> Source data
=======

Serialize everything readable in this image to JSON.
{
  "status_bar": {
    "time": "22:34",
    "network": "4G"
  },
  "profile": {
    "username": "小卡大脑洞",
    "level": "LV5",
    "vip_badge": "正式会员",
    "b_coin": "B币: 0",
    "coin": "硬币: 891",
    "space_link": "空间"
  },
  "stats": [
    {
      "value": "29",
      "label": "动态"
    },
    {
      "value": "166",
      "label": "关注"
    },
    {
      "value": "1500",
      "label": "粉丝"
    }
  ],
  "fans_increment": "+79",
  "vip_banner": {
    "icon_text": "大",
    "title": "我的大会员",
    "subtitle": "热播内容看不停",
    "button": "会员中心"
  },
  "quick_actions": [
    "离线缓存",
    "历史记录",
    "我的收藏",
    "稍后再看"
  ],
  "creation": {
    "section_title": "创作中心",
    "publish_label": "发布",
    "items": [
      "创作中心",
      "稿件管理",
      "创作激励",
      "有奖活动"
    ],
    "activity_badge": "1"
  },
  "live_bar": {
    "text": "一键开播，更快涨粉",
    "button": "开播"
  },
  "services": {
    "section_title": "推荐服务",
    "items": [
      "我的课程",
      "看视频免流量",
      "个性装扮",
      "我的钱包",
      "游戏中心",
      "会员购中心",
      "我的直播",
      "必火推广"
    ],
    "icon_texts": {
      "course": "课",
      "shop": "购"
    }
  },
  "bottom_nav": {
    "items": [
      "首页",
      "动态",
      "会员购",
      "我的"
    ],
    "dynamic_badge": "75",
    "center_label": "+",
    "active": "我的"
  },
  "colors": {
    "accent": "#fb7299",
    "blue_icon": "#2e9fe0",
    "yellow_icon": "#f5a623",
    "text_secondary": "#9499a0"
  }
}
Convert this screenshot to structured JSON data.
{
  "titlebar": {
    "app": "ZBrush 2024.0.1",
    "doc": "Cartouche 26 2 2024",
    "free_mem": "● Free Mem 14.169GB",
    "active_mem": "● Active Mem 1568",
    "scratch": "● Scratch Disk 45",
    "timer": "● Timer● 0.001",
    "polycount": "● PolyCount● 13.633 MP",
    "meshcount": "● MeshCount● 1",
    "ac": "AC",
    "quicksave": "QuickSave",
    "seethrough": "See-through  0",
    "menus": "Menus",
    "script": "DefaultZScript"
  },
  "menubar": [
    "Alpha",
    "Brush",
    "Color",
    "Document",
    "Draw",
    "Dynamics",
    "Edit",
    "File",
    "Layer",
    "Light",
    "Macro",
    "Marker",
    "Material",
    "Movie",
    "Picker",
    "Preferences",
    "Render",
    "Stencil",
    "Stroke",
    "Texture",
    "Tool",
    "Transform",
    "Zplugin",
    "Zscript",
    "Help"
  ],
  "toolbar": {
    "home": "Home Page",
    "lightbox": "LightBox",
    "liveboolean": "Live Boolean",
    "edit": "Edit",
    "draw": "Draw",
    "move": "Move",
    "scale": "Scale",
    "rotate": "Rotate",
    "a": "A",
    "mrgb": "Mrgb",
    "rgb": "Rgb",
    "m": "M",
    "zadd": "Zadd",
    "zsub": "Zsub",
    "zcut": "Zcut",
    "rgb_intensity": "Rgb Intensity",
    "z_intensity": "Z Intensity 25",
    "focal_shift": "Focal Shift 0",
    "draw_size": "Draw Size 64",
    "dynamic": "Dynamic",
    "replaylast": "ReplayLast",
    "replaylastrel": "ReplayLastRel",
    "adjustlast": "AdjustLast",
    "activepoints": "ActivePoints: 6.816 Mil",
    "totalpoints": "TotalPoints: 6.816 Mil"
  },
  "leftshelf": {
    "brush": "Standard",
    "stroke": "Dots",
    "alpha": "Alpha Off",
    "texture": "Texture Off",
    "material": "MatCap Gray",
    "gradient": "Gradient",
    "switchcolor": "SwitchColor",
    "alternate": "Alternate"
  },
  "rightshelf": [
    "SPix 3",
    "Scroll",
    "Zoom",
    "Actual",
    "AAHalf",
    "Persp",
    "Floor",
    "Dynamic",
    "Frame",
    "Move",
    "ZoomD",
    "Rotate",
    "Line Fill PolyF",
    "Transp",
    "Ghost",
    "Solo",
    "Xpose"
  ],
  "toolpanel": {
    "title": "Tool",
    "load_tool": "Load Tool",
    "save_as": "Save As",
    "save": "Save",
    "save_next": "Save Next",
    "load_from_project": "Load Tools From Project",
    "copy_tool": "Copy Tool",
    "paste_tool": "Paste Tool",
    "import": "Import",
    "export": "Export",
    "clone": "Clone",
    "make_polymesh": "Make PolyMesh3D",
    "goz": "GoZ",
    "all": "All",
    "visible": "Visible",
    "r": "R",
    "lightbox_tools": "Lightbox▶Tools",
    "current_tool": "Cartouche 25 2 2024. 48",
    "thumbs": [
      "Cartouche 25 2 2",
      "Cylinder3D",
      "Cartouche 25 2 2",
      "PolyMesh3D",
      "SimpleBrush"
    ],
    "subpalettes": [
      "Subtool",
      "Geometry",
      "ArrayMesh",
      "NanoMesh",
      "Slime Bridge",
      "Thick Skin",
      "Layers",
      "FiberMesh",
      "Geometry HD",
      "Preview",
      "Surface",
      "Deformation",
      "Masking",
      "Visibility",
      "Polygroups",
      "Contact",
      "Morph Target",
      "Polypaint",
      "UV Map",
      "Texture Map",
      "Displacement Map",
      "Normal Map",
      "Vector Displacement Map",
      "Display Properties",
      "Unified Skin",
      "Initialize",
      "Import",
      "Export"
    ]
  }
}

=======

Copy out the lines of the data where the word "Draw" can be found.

    "Draw",
    "draw": "Draw",
    "draw_size": "Draw Size 64",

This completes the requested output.